At its core, Net Neutrality is a piece of legislature that lawfully binds ISPs (internet service providers, Comcast is the largest) to treat all web data equally. To be more specific, ISPs must treat all traffic the same.
That means traffic from one site (let us say CNN) cannot be faster/load quicker than traffic from another site (let us say Dakota State University’s portal). The technical overview is this: if you have a big network and you want to connect to someone else’s big network, you are providing them connectivity as much as they are providing you connectivity. Translatively, that means large ISPs do not charge each other for bandwidth.
This is what settlement-free peering is. Now, what if we have a group of people that want to connect to you? These people connect to your network, but you do not provide connectivity to anywhere else in the internet. You are not an ISP; you are just a big site that uses a lot of bandwidth. You are not providing connectivity to anywhere the ISP cannot already connect to. Net neutrality is about forcing ISPs to give free access networks like this, instead of making them pay for bandwidth.
One of the best examples was phrasing Net Neutrality as a mailing system. If you want to mail a package that weighs 10lbs and is full of pictures, the post office is going to charge you $15. Now, let us say you want to send another package that is DVDs, also 10lbs. However, even with the weight being the same as your pictures, the post office charges you $30 to send this parcel.

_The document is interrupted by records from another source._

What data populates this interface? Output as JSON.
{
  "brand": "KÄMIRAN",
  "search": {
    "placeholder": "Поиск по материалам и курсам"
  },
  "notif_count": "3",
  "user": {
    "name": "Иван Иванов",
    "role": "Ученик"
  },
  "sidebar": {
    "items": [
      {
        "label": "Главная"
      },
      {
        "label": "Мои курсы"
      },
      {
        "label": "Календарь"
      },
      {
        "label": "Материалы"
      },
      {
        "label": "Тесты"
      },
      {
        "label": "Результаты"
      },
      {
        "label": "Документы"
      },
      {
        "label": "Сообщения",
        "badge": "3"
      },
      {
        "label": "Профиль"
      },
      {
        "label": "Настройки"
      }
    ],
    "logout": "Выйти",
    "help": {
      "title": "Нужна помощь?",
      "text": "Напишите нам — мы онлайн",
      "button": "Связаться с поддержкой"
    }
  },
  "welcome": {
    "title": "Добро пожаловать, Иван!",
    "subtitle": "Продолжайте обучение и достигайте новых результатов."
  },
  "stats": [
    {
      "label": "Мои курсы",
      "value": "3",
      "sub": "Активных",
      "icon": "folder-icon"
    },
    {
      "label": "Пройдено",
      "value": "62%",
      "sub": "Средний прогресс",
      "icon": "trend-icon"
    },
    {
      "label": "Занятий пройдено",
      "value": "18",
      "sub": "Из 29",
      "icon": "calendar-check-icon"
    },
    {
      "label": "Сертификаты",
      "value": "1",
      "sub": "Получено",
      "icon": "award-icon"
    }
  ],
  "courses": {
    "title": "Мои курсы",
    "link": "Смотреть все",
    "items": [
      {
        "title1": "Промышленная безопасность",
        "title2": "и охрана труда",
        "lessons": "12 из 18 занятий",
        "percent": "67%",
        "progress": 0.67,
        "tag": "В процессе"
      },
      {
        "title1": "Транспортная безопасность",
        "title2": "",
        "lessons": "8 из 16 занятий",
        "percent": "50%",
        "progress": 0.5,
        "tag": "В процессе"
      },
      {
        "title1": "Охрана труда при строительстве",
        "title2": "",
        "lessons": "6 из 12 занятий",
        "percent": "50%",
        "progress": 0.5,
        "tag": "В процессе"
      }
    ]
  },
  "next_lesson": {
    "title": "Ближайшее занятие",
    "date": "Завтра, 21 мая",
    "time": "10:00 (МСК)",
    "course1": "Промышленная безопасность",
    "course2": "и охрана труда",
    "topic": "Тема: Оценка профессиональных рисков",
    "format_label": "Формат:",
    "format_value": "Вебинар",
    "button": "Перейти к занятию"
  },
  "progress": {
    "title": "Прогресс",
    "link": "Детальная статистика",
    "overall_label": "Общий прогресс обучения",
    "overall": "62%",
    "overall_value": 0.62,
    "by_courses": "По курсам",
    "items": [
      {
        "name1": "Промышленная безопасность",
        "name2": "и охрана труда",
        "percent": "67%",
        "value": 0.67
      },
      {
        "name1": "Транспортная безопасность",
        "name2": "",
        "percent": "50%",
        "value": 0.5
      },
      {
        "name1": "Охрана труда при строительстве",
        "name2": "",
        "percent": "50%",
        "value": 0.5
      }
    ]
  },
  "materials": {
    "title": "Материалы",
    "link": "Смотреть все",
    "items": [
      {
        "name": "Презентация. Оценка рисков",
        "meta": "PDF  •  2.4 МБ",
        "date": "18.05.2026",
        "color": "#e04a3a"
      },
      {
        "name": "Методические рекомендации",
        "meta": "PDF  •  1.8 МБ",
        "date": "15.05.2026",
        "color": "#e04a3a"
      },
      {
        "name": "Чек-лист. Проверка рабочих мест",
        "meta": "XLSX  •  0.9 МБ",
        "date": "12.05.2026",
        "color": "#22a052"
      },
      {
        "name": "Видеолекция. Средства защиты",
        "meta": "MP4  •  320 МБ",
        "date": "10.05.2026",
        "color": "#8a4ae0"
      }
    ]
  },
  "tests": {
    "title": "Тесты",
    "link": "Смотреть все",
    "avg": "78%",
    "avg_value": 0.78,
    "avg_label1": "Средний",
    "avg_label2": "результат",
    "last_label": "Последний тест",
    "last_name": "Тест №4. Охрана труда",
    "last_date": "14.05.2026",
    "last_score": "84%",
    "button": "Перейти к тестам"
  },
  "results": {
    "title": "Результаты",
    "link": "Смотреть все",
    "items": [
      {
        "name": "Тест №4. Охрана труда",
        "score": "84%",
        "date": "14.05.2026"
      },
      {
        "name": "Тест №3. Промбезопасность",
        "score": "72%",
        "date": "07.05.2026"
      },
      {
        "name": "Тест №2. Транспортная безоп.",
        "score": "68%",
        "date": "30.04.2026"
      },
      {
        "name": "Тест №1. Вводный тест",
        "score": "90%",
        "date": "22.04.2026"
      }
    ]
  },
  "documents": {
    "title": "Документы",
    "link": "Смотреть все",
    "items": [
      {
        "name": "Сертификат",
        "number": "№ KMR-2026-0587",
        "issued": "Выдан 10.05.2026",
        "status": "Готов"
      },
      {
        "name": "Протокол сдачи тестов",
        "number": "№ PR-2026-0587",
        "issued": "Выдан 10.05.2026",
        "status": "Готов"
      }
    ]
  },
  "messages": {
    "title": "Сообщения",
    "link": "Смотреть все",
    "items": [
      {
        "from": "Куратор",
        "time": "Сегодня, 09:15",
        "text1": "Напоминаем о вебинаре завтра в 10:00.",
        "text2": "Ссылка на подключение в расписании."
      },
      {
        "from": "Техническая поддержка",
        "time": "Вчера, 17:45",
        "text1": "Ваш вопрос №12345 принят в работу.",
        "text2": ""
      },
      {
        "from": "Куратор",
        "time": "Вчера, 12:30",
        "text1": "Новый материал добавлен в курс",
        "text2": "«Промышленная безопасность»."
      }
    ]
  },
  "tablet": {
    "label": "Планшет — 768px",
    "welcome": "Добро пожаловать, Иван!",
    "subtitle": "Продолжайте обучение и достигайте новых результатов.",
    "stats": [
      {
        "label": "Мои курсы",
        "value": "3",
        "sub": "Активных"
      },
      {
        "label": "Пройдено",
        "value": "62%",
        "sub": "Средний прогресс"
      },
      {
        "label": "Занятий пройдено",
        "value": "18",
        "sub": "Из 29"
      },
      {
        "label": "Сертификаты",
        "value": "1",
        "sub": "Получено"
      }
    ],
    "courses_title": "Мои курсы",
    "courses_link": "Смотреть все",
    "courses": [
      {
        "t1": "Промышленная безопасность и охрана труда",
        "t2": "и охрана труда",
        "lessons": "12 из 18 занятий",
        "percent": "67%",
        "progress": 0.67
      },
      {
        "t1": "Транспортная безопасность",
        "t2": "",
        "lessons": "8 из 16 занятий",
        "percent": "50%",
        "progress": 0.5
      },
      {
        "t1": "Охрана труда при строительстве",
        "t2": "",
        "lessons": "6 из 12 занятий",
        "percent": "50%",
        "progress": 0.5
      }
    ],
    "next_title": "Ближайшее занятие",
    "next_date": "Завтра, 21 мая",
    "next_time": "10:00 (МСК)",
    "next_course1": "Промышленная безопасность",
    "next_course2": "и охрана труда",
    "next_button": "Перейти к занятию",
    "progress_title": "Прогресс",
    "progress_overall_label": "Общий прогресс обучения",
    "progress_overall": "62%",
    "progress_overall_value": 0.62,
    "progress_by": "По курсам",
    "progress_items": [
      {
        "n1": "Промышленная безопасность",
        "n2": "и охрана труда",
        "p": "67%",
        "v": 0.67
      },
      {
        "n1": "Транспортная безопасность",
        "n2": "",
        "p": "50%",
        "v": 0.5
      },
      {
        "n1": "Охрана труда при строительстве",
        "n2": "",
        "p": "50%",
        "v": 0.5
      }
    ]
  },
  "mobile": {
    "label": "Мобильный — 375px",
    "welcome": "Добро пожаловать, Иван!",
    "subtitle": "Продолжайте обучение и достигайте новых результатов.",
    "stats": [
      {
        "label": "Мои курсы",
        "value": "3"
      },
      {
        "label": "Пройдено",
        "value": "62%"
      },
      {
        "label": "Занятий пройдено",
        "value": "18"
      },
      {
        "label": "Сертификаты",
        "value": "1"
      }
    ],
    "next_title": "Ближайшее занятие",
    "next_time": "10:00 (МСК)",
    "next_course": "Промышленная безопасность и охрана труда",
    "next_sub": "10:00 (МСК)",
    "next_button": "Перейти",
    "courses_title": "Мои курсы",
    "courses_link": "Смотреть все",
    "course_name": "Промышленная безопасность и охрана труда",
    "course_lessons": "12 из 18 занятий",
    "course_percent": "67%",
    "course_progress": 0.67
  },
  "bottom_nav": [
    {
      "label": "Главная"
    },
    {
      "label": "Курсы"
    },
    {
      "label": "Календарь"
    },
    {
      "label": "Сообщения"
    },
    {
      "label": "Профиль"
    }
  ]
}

With all intents and purposes, this sounds as they should be the same price — the logical argument is that 10 pounds is 10 pounds, so it should cost the same. This is the basis of net neutrality.
In the example of the parcel, the DVDs and the photos can be all translated into digital information – 1s and 0s. The only difference between a digital picture and a digital movie is the number of 1s and 0s that are needed to get that file to you. Net neutrality means that all of those 1s and 0s are treated equal and are sent to you with the same level of priority and the same speed. Telecom companies (Comcast, AT&T, T-Mobile, etc.
) do not share this view. They are saying that the 1s and 0s of sites like Netflix (our box of DVDs) should cost more and be treated different than sites like imgur (our box of pictures). They believe that they have a right to slow down or speed up the delivery of certain services based solely on what the content is.
They want to treat some 1s and 0s special and with exclusivity. Why is this a big deal? It is a big deal because it will heavily affect how access of information is readily available on the internet. Should you download a raw picture that is 2 gigabytes large, how is it different from streaming 2 gigabytes worth of a movie on Netflix? There is no additional cost to the telecom based on what kind of file is being transferred because, again, it is just a stream of 1s and 0s. However, telecoms assert that this should be different.
Another glaring issue revolves free speech and the free market. Should Net Neutrality not sustain, if a new ISP business opens, creates a website for you to sign up for their service, competing ISPs can slow down the traffic of that website. If, let us say Comcast decided they did not want the competition, they could add this website (blacklist) to a “slow” tier of websites. Now instead of the website coming up in 1 second, it takes 5 minutes to load. Imagine the damage this would do to that ISPs business if people cannot visit their site.
Content providers have consistently controlled the conversation regarding net neutrality. The cons of Net Neutrality have not been as large and affecting as repealing Net Neutrality would be. The cons that are of Net Neutrality is that there is no compensation for data usage. An “unregulated” internet is an uncensored internet. Many of these telecom companies have urged that the increasing prices could help infrastructure, although they struggle trying to justify how two different sources of content with the same size should justifiably be different prices.Economix: Net Nuetrality: What It Is, And Why You Should Care.
http://economixcomix.com/home/net-neutrality/. Retrieved January 25th, 2018.F.C.
C. Invokes Internet Freedom While Trying to Kill It, Sunday Review Editorial. https://www.nytimes.com/2017/04/29/opinion/sunday/fcc-invokes-internet-freedom-while-trying-to-kill-it.html.
Retrieved January 25th, 2018.Soros, Ford Foundations, ‘Lavish’ $196 Million To Push Internet Regulations, MRC Business. http://archive2.mrc.org/articles/soros-ford-foundations-lavish-196-million-push-internet-regulations.
Retrieved January 25th, 2018.